WHAT NEEDS TO BE DONE
Look through the entries below. Report each line that has the word "JSON" in it.

SUPPLIED MATERIAL
* * * * * * * * *

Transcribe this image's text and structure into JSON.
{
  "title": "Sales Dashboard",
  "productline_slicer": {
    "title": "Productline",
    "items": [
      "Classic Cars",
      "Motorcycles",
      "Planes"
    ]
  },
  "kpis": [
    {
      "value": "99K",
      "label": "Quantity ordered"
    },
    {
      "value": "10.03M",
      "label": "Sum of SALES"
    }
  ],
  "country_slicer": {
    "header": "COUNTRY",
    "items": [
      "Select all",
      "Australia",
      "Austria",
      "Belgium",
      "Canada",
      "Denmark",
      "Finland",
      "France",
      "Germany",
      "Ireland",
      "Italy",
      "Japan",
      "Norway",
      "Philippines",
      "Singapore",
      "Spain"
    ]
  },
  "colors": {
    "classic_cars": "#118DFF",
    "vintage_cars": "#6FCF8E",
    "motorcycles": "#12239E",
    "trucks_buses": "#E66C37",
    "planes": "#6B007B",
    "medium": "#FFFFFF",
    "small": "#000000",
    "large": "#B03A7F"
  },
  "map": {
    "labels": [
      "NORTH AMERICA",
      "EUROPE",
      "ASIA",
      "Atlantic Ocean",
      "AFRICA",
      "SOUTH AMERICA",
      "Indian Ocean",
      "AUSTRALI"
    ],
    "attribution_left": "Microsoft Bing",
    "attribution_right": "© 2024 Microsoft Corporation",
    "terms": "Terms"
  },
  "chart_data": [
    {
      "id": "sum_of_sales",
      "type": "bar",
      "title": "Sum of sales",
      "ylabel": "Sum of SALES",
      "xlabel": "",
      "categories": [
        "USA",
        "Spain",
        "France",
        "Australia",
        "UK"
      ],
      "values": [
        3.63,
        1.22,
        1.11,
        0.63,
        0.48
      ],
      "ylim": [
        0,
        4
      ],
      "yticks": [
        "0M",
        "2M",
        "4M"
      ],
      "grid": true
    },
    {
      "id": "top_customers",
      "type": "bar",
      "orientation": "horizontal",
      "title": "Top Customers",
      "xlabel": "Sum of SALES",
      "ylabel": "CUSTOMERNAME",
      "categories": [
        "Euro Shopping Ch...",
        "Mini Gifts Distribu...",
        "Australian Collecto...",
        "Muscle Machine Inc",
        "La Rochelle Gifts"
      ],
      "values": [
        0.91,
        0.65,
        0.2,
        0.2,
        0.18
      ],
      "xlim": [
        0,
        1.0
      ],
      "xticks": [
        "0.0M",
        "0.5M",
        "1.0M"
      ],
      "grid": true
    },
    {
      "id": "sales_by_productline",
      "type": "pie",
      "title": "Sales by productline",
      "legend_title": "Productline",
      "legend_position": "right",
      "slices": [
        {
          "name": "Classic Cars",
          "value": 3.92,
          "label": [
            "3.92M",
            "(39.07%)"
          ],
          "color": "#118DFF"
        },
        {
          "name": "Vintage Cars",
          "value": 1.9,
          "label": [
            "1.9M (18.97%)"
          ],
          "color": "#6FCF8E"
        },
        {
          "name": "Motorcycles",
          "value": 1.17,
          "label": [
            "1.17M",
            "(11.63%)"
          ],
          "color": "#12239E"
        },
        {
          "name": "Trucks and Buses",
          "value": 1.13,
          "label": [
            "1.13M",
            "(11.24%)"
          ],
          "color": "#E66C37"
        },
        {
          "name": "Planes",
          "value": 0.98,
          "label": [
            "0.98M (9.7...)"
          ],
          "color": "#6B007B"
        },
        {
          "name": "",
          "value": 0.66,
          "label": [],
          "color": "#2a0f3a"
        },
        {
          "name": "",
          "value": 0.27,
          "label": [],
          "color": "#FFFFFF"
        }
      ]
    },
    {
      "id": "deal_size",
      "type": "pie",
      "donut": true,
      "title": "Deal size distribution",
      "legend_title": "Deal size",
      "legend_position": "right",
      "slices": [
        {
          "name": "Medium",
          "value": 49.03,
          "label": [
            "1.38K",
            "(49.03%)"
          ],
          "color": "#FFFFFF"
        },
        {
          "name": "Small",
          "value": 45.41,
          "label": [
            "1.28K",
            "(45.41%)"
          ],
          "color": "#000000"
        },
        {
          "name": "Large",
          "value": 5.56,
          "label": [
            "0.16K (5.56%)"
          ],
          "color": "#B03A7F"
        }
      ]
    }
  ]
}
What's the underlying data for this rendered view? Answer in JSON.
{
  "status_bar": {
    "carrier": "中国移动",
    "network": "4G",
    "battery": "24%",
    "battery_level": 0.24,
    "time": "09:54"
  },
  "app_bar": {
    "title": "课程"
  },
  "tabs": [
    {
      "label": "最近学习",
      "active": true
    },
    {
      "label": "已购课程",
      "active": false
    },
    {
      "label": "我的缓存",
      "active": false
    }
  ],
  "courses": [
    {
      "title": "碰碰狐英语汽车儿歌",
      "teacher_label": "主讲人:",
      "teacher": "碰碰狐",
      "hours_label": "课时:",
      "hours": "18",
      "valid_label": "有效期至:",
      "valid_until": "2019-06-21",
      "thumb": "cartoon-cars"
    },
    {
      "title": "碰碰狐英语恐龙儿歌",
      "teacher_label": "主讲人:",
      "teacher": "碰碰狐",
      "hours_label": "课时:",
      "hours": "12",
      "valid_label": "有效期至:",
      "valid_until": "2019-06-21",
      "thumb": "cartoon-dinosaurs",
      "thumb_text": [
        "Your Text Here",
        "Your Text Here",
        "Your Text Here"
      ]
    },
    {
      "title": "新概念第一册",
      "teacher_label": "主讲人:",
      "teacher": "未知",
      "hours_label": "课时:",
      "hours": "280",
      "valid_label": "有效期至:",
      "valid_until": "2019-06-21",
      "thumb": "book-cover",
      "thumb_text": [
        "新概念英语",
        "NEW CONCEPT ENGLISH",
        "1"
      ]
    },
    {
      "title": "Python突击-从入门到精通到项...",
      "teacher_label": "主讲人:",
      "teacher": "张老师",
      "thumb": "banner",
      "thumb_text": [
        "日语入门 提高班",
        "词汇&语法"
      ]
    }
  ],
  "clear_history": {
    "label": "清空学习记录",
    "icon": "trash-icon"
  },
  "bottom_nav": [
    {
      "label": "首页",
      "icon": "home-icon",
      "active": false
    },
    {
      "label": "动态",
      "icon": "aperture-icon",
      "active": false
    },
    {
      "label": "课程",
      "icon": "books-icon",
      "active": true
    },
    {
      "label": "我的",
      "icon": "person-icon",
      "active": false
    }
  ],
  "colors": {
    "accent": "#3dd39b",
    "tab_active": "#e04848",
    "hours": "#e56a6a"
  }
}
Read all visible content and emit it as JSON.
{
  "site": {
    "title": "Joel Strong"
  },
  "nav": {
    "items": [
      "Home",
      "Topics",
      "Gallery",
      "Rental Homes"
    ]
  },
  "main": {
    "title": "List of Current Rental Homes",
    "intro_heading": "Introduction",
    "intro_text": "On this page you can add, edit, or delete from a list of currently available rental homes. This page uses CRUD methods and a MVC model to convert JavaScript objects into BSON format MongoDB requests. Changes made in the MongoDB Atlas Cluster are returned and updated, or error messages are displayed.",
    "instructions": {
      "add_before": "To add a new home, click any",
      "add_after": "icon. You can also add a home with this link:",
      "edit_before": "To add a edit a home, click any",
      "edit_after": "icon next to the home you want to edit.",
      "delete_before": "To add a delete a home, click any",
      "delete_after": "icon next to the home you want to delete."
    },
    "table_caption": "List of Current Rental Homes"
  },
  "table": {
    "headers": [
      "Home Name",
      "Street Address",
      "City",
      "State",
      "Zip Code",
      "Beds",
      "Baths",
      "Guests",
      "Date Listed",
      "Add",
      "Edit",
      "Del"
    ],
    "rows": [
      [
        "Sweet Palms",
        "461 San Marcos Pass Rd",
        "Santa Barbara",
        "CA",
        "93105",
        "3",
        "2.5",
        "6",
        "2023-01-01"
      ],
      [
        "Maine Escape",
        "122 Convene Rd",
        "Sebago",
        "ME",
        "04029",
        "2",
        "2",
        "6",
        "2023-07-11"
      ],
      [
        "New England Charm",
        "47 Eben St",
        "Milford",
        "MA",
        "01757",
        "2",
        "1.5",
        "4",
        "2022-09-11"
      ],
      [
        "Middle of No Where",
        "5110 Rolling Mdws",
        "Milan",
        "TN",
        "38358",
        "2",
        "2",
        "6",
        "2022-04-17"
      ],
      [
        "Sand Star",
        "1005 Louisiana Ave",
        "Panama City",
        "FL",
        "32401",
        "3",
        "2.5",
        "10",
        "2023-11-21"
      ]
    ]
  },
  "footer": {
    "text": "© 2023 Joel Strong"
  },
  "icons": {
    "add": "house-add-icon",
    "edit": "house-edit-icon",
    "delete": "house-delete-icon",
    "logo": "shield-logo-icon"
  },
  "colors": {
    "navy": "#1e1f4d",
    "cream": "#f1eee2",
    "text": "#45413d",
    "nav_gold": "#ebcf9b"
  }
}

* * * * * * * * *

TASK OUTPUT
Transcribe this image's text and structure into JSON.
What's the underlying data for this rendered view? Answer in JSON.
Read all visible content and emit it as JSON.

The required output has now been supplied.